Sunday Reflection: Weekend of 14 January 2018

Third Sunday in Ordinary Time | Year B

Mark 1:14-20

After John had been arrested, Jesus went into Galilee. There he proclaimed the Good News from God. ‘The time has come,’ he said ‘and the kingdom of God is close at hand. Repent, and believe the Good News.’

As he was walking along by the Sea of Galilee he saw Simon and his brother Andrew casting a net in the lake – for they were fishermen. And Jesus said to them, ‘Follow me and I will make you into fishers of men.’ And at once they left their nets and followed him.

Going on a little further, he saw James son of Zebedee and his brother John; they too were in their boat, mending their nets. He called them at once and leaving their father Zebedee in the boat with the men he employed, they went after him.

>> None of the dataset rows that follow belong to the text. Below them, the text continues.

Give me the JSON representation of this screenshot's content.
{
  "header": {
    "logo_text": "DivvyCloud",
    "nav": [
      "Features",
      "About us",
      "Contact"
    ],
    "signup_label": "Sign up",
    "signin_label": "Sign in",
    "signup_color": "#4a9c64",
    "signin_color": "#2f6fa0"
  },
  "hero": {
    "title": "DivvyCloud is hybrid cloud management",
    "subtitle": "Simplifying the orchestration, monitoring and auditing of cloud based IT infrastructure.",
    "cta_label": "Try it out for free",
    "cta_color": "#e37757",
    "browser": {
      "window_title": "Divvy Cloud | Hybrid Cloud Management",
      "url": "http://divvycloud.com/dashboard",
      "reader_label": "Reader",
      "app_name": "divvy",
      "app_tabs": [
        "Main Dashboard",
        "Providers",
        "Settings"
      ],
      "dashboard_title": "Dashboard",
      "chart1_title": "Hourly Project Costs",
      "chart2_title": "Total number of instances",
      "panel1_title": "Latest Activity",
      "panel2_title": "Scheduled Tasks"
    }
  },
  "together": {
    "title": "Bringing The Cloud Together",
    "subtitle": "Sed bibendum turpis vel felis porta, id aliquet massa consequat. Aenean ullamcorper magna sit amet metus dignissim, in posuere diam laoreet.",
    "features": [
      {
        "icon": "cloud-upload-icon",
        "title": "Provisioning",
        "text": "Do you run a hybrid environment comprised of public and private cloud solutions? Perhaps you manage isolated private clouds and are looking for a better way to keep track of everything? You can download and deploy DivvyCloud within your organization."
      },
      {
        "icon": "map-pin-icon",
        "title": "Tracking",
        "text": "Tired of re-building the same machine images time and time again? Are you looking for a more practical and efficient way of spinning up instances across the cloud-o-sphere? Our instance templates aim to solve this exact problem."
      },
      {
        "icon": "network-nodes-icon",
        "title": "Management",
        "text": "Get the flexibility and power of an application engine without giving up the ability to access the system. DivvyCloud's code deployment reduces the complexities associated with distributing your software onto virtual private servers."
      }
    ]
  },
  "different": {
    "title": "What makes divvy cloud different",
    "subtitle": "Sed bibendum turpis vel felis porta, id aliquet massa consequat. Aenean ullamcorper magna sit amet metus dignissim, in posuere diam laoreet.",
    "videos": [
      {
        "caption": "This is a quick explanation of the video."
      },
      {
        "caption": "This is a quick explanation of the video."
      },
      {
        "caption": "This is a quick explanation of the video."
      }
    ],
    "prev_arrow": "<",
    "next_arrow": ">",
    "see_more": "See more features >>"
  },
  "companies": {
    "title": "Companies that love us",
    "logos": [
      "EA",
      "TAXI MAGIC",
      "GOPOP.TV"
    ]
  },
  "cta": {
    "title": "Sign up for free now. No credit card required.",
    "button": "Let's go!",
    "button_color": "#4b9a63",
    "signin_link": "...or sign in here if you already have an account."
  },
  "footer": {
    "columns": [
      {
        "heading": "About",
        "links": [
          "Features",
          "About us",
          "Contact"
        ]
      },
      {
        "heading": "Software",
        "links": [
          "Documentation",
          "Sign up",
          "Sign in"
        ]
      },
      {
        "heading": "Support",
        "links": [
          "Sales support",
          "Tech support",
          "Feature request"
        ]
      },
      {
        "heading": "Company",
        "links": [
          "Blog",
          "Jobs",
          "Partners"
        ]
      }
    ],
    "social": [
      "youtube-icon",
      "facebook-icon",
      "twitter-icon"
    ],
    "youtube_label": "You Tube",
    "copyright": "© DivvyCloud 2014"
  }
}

Simon and Andrew were casting their nets; James and John were mending their nets. They had probably been involved in making the nets as well, learning these skills as children working with fathers, uncles and other family members.

The two sets of brothers had been through years of formation in order to be fishermen. It was a very natural process, learning from relatives the skills and insights needed to participate in the family business.

As they went off with Jesus they were entering a new period of formation. They were to be fishers but of a different kind, bringing people to Jesus instead of bringing fish to shore.  They spent several years in the company of Jesus, watching him as they had watched the fathers who taught them to fish, listening to Jesus and trying to make sense of the often startling things he said. The brothers had moments of great insight and times when they struggled with the lessons. Their greatest struggle was to come with the crucifixion and the resurrection.

We should not under-estimate the value of preparation and formation. We do preparation, finding ways to learn and equip ourselves with skills for the tasks we perceive Jesus calls us to.  But it is Jesus who forms us, shaping us for our role in his mission. We cooperate with his formation – if we are busy directing or organizing our own formation then we have missed the point. Jesus forms us because only he knows who we really are and what role he wants us to play in his mission.

Preparation is good because it indicates our willingness to be engaged in the works of the Lord. But the real grace lies in being open to formation by Jesus, allowing him to lead and to bring us into those places where we will be changed by what we experience.

Being open to the unique and lifelong formation which only Jesus can offer us requires letting go, a relaxation of control over our lives so that he might do his work in us. It is a layered process, occurring again and again at different and deeper levels.  

The first step is the same as that of the brother fishermen – we make the decision to follow Jesus.  It is an act of faith that will need to be repeated again and again, because we will never really know what is around the next corner in his formation process. 

But whatever it is, it will be the very best thing for us.